March 30, 2023
Developing a community energy project is not for the fainthearted and March’s Sustainable South Hams Monthly Gathering brought together a vanguard of community group leaders determined to find a way through the complex issues involved.
Joddy Chapman, with more than a decade’s experience in the management of the South Brent Community Energy’s wind turbine, introduced "community energy" as encompassing a vast range of activities which could be split into two: energy saving, including fuel poverty work and building retrofit; and energy generation, typically renewable electricity generation but also renewable heat.
He outlined the range of community energy organisations in Devon, from the large Plymouth Energy Community, through the medium sized ones like Exeter and Tamar down to the smallest, and how these have come together as DCEN, the Devon Community Energy Network. Whilst there are many ways communities can get involved in retrofit and energy saving work, this meeting would focus on just one aspect of the generation side of community energy: getting a grid connection. He outlined the way electricity is distributed in South Devon and constraints to the connection of local renewable energy projects to the grid: a thermal constraint on the main connection to the "supergrid" from Abham (near Riverford), voltage constraints on all the 33kV lines and"fault level" limits, where local generation can add to the fault current that can flow in the event of a short circuit, potentially causing damage to the network.

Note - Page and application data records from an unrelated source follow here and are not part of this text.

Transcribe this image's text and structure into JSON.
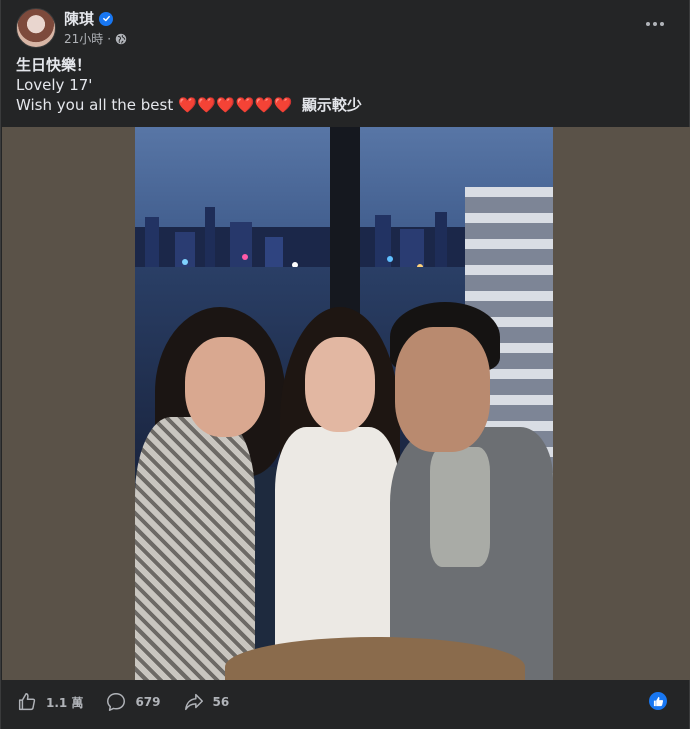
{
  "post": {
    "author_name": "陳琪",
    "timestamp": "21小時",
    "meta_separator": "·",
    "verified": true,
    "privacy_icon": "globe-icon",
    "more_icon": "more-options-icon",
    "caption_line1": "生日快樂！",
    "caption_line2": "Lovely 17'",
    "caption_line3_text": "Wish you all the best",
    "caption_line3_emojis": "❤️❤️❤️❤️❤️❤️",
    "see_more_label": "顯示較少"
  },
  "actions": {
    "like_icon": "thumbs-up-icon",
    "like_count": "1.1 萬",
    "comment_icon": "comment-bubble-icon",
    "comment_count": "679",
    "share_icon": "share-arrow-icon",
    "share_count": "56",
    "reaction_icon": "like-reaction-icon"
  },
  "colors": {
    "background": "#242526",
    "text_primary": "#e4e6eb",
    "text_secondary": "#b0b3b8",
    "accent": "#1877f2",
    "heart": "#e8243a"
  }
}
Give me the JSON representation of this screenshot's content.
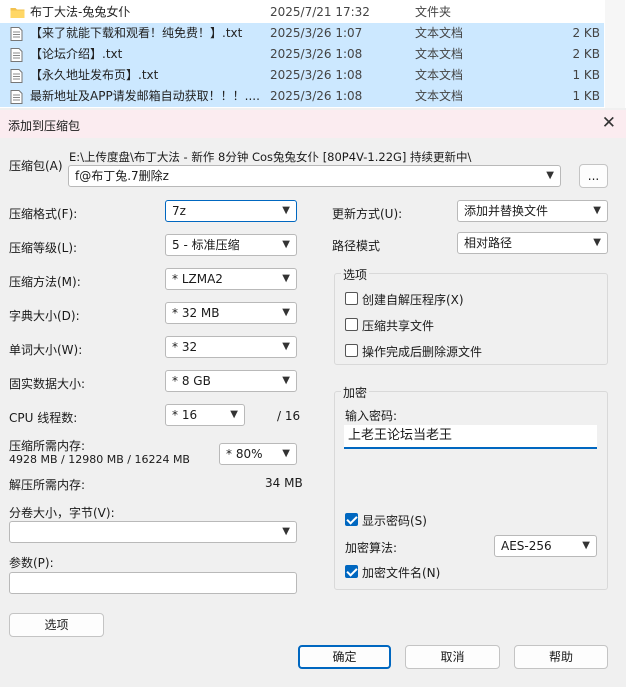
{
  "file_list": {
    "folder": {
      "name": "布丁大法-兔兔女仆",
      "date": "2025/7/21 17:32",
      "type": "文件夹",
      "icon": "folder-icon"
    },
    "files": [
      {
        "name": "【来了就能下载和观看！纯免费！】.txt",
        "date": "2025/3/26 1:07",
        "type": "文本文档",
        "size": "2 KB"
      },
      {
        "name": "【论坛介绍】.txt",
        "date": "2025/3/26 1:08",
        "type": "文本文档",
        "size": "2 KB"
      },
      {
        "name": "【永久地址发布页】.txt",
        "date": "2025/3/26 1:08",
        "type": "文本文档",
        "size": "1 KB"
      },
      {
        "name": "最新地址及APP请发邮箱自动获取！！！....",
        "date": "2025/3/26 1:08",
        "type": "文本文档",
        "size": "1 KB"
      }
    ]
  },
  "dialog": {
    "title": "添加到压缩包",
    "archive_label": "压缩包(A)",
    "archive_path": "E:\\上传度盘\\布丁大法 - 新作 8分钟 Cos兔兔女仆 [80P4V-1.22G] 持续更新中\\",
    "archive_name": "f@布丁兔.7删除z",
    "browse": "...",
    "left": [
      {
        "label": "压缩格式(F):",
        "value": "7z"
      },
      {
        "label": "压缩等级(L):",
        "value": "5 - 标准压缩"
      },
      {
        "label": "压缩方法(M):",
        "value": "*  LZMA2"
      },
      {
        "label": "字典大小(D):",
        "value": "*  32 MB"
      },
      {
        "label": "单词大小(W):",
        "value": "*  32"
      },
      {
        "label": "固实数据大小:",
        "value": "*  8 GB"
      }
    ],
    "cpu": {
      "label": "CPU 线程数:",
      "value": "*  16",
      "max": "/ 16"
    },
    "mem": {
      "label": "压缩所需内存:",
      "detail": "4928 MB / 12980 MB / 16224 MB",
      "value": "*  80%"
    },
    "decomp": {
      "label": "解压所需内存:",
      "value": "34 MB"
    },
    "split": {
      "label": "分卷大小，字节(V):",
      "value": ""
    },
    "params": {
      "label": "参数(P):",
      "value": ""
    },
    "options_btn": "选项",
    "update": {
      "label": "更新方式(U):",
      "value": "添加并替换文件"
    },
    "pathmode": {
      "label": "路径模式",
      "value": "相对路径"
    },
    "options_group": {
      "title": "选项",
      "items": [
        {
          "label": "创建自解压程序(X)",
          "checked": false
        },
        {
          "label": "压缩共享文件",
          "checked": false
        },
        {
          "label": "操作完成后删除源文件",
          "checked": false
        }
      ]
    },
    "encrypt": {
      "title": "加密",
      "pwd_label": "输入密码:",
      "password": "上老王论坛当老王",
      "show_pwd": {
        "label": "显示密码(S)",
        "checked": true
      },
      "alg_label": "加密算法:",
      "alg_value": "AES-256",
      "enc_names": {
        "label": "加密文件名(N)",
        "checked": true
      }
    },
    "buttons": {
      "ok": "确定",
      "cancel": "取消",
      "help": "帮助"
    }
  },
  "colors": {
    "accent": "#0067c0",
    "selection": "#cce8ff",
    "titlebar": "#fbecf0"
  }
}
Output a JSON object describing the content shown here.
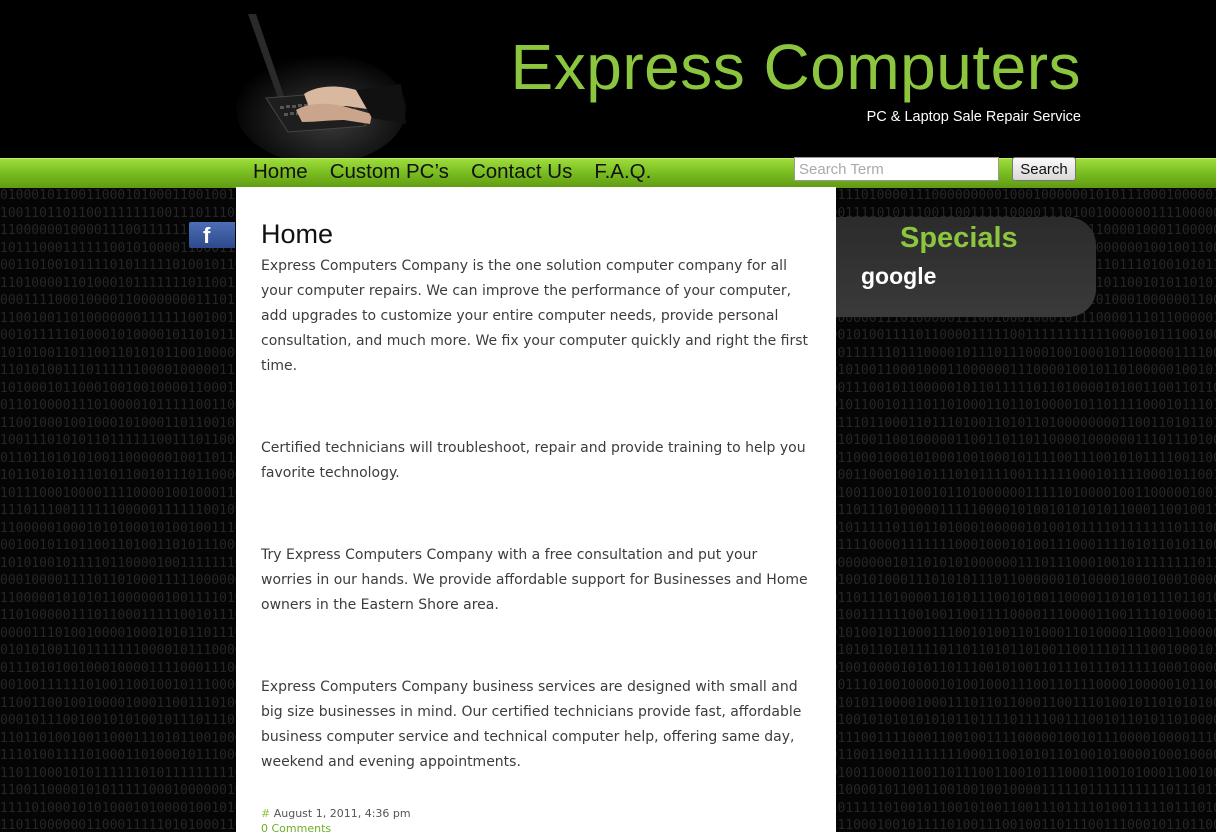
{
  "header": {
    "title": "Express Computers",
    "tagline": "PC & Laptop Sale Repair Service"
  },
  "nav": {
    "items": [
      {
        "label": "Home"
      },
      {
        "label": "Custom PC’s"
      },
      {
        "label": "Contact Us"
      },
      {
        "label": "F.A.Q."
      }
    ]
  },
  "search": {
    "placeholder": "Search Term",
    "button_label": "Search"
  },
  "social": {
    "facebook_letter": "f",
    "icon": "facebook-icon"
  },
  "main": {
    "title": "Home",
    "paragraphs": [
      "Express Computers Company is the one solution computer company for all your computer repairs. We can improve the performance of your computer, add upgrades to customize your entire computer needs, provide personal consultation, and much more. We fix your computer quickly and right the first time.",
      "Certified technicians will troubleshoot, repair and provide training to help you favorite technology.",
      "Try Express Computers Company with a free consultation and put your worries in our hands. We provide affordable support for Businesses and Home owners in the Eastern Shore area.",
      "Express Computers Company business services are designed with small and big size businesses in mind. Our certified technicians provide fast, affordable business computer service and technical computer help, offering same day, weekend and evening appointments."
    ],
    "meta_hash": "#",
    "meta_date": "August 1, 2011, 4:36 pm",
    "comments": "0 Comments"
  },
  "sidebar": {
    "specials_title": "Specials",
    "specials_item": "google"
  },
  "colors": {
    "accent": "#8cc63f",
    "nav_green": "#7bbf22",
    "background": "#000000"
  }
}
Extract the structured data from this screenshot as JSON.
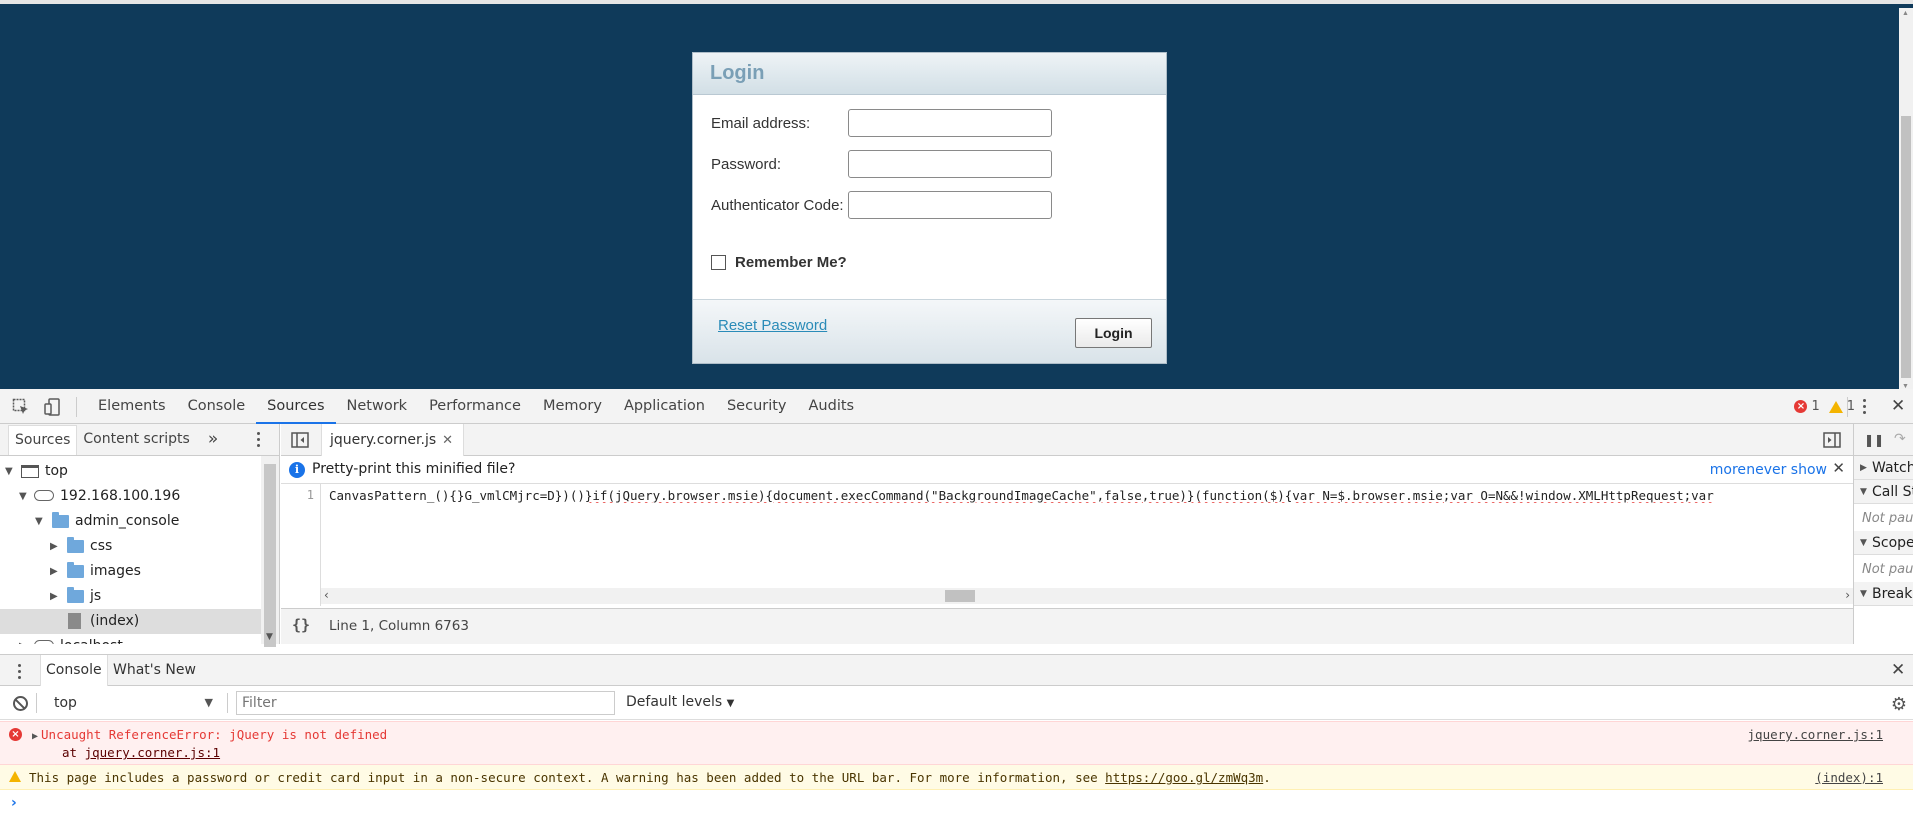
{
  "login": {
    "title": "Login",
    "email_label": "Email address:",
    "email_value": "",
    "password_label": "Password:",
    "password_value": "",
    "auth_label": "Authenticator Code:",
    "auth_value": "",
    "remember_label": "Remember Me?",
    "remember_checked": false,
    "reset_link": "Reset Password",
    "login_button": "Login"
  },
  "devtools": {
    "tabs": [
      "Elements",
      "Console",
      "Sources",
      "Network",
      "Performance",
      "Memory",
      "Application",
      "Security",
      "Audits"
    ],
    "active_tab": "Sources",
    "error_count": "1",
    "warning_count": "1",
    "navigator": {
      "tabs": [
        "Sources",
        "Content scripts"
      ],
      "more": "»",
      "tree": [
        {
          "label": "top",
          "depth": 0,
          "icon": "frame-icon",
          "expanded": true
        },
        {
          "label": "192.168.100.196",
          "depth": 1,
          "icon": "cloud-icon",
          "expanded": true
        },
        {
          "label": "admin_console",
          "depth": 2,
          "icon": "folder-icon",
          "expanded": true
        },
        {
          "label": "css",
          "depth": 3,
          "icon": "folder-icon",
          "expanded": false
        },
        {
          "label": "images",
          "depth": 3,
          "icon": "folder-icon",
          "expanded": false
        },
        {
          "label": "js",
          "depth": 3,
          "icon": "folder-icon",
          "expanded": false
        },
        {
          "label": "(index)",
          "depth": 3,
          "icon": "file-icon",
          "selected": true
        },
        {
          "label": "localhost",
          "depth": 1,
          "icon": "cloud-icon",
          "expanded": false
        }
      ]
    },
    "editor": {
      "file_tab": "jquery.corner.js",
      "pretty_print_prompt": "Pretty-print this minified file?",
      "more": "more",
      "never_show": "never show",
      "line_number": "1",
      "code_plain": "CanvasPattern_(){}G_vmlCMjrc=D})()",
      "code_squiggle": "}if(jQuery.browser.msie){document.execCommand(\"BackgroundImageCache\",false,true)}(function($){var N=$.browser.msie;var O=N&&!window.XMLHttpRequest;var",
      "cursor_position": "Line 1, Column 6763",
      "braces": "{}"
    },
    "debugger": {
      "sections": [
        "Watch",
        "Call Stack",
        "Scope",
        "Breakpoints"
      ],
      "not_paused": "Not paused"
    },
    "drawer": {
      "tabs": [
        "Console",
        "What's New"
      ],
      "context": "top",
      "filter_placeholder": "Filter",
      "levels": "Default levels",
      "messages": {
        "error_text": "Uncaught ReferenceError: jQuery is not defined",
        "error_at": "at ",
        "error_at_link": "jquery.corner.js:1",
        "error_source": "jquery.corner.js:1",
        "warning_text": "This page includes a password or credit card input in a non-secure context. A warning has been added to the URL bar. For more information, see ",
        "warning_link": "https://goo.gl/zmWq3m",
        "warning_period": ".",
        "warning_source": "(index):1"
      },
      "prompt": "›"
    }
  },
  "colors": {
    "page_background": "#0f3a5a",
    "accent": "#1a73e8",
    "error": "#e53935",
    "warning": "#f4b400"
  }
}
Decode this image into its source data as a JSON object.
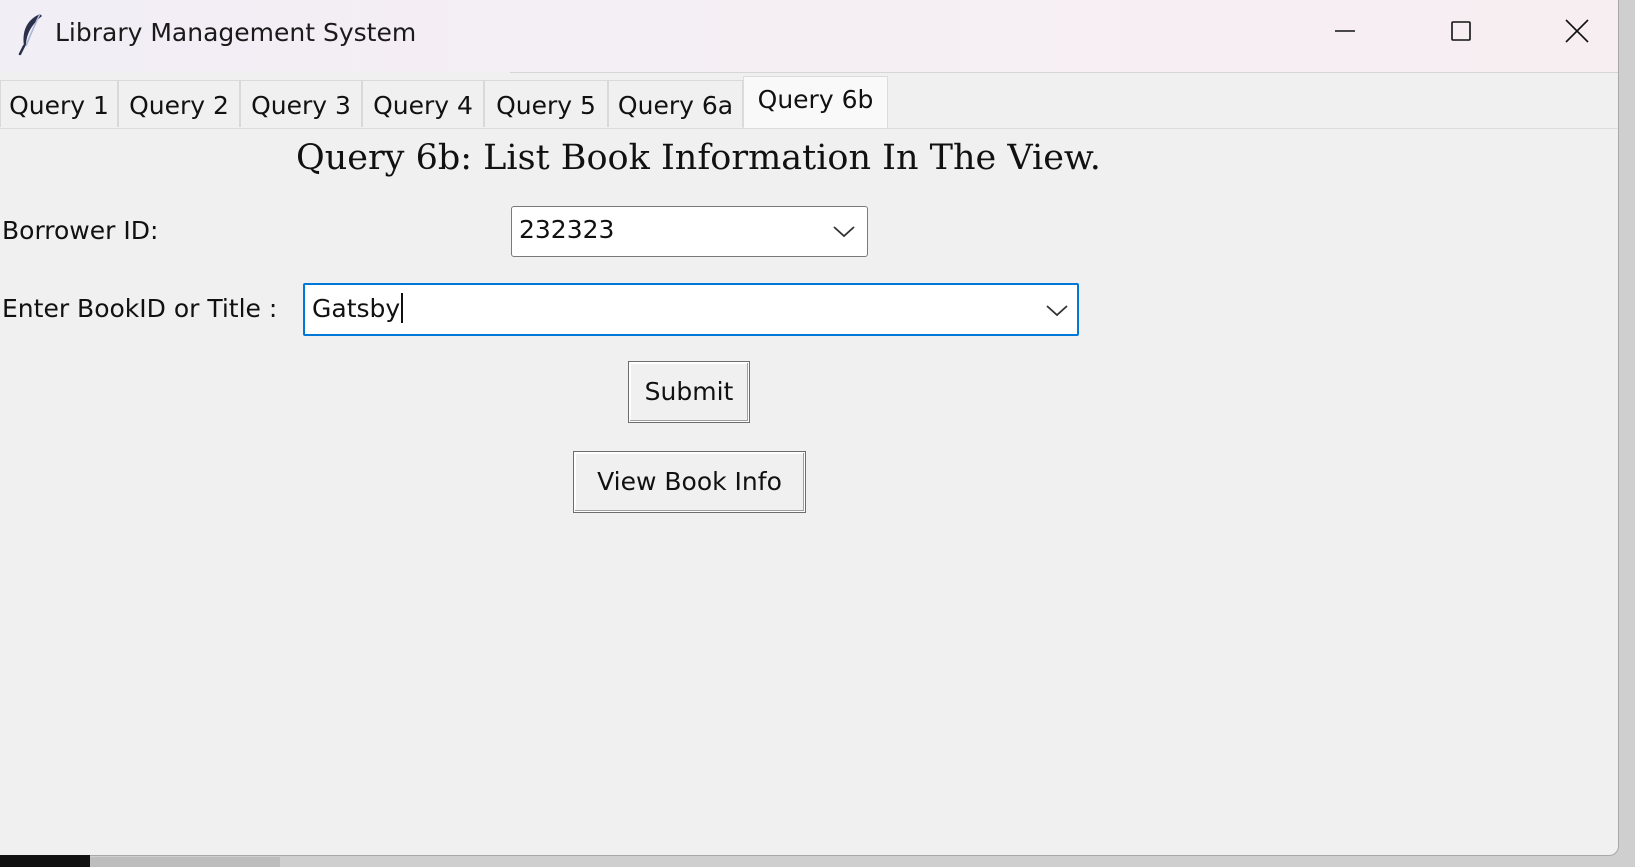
{
  "window": {
    "title": "Library Management System",
    "icon": "feather-icon"
  },
  "window_controls": {
    "minimize_icon": "minimize-icon",
    "maximize_icon": "maximize-icon",
    "close_icon": "close-icon"
  },
  "tabs": [
    {
      "label": "Query 1",
      "active": false
    },
    {
      "label": "Query 2",
      "active": false
    },
    {
      "label": "Query 3",
      "active": false
    },
    {
      "label": "Query 4",
      "active": false
    },
    {
      "label": "Query 5",
      "active": false
    },
    {
      "label": "Query 6a",
      "active": false
    },
    {
      "label": "Query 6b",
      "active": true
    }
  ],
  "panel": {
    "heading": "Query 6b: List Book Information In The View.",
    "borrower_label": "Borrower ID:",
    "borrower_value": "232323",
    "book_label": "Enter BookID or Title :",
    "book_value": "Gatsby",
    "submit_label": "Submit",
    "view_label": "View Book Info"
  },
  "colors": {
    "focus_border": "#0078d7",
    "background": "#f0f0f0"
  }
}
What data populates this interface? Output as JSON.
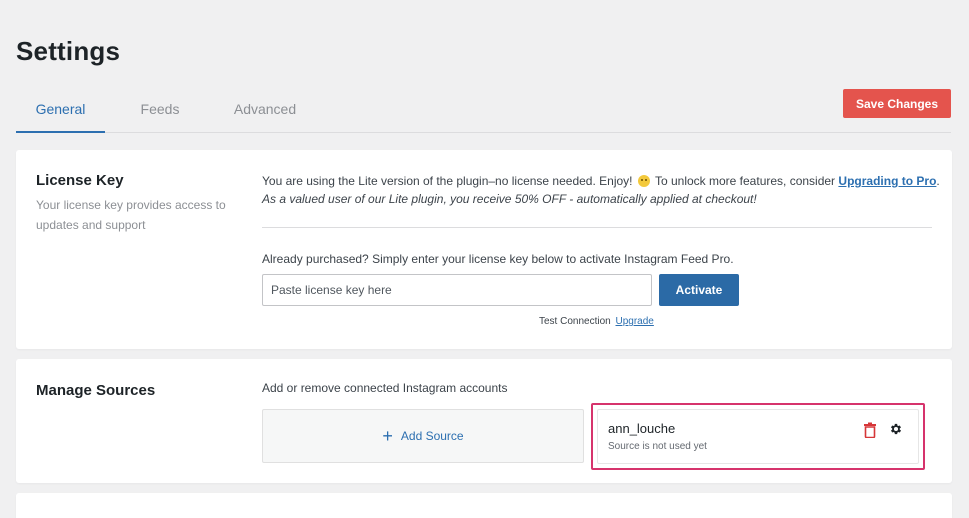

This section of the grid is in the constituency of Anthony Mangnall MP. Jane Nichols, CEO of Sustainable South Hams, suggested that a poll of community groups in South Hams should determine support for a campaign requesting Anthony Mangnall MP to seek assurances from National Grid ED to prioritise investment in the grid reinforcement necessary.
Mike Hodges, Energy mentor for SSH, shared new insights about opportunities for community groups to connect up to 99kW renewable energy projects to the low voltage grid. Our understanding of how to identify potential sites for connection have evolved with the keen support of Andy Langman, the National Grid Electricity Distribution local planner. Mike has generously offered to provide a workshop for community groups who have an already established interest in community owned renewable energy. The workshops will require good internet connection at the venue in order that he can access the schematic diagrams of the grid with the participants to identify sites with potential capacity. National Grid will also supply a hard copy of the map for these workshops and will participate themselves once the group has identified a number of possible sites. To register an interest please contact firstname.lastname@example.org
Henry Wainwright, from Bigbury Net Zero, provided some guidelines on the development of a business plan for community owned renewable energy projects. He emphasised the need to be clear about the objectives and warned against ‘over-selling’ because the full benefits relied upon the behaviour change of consumers.
Jane Nichols encouraged attendees to join in the up-coming DCEN Spring Gathering in Dartington, organised by the Devon Community Energy Network on 24/25th March. The event is focussed on community energy and attendees will include managers from Energy Local UK, Devon Power Allotments, AONB and National Grid.
Are you interested in becoming part of the conversation? Join the SusSH Energy Special Interest Group here. Alongside DCEN, you may also be interested in information from Community Energy England, Regen and the Centre for Sustainable Energy.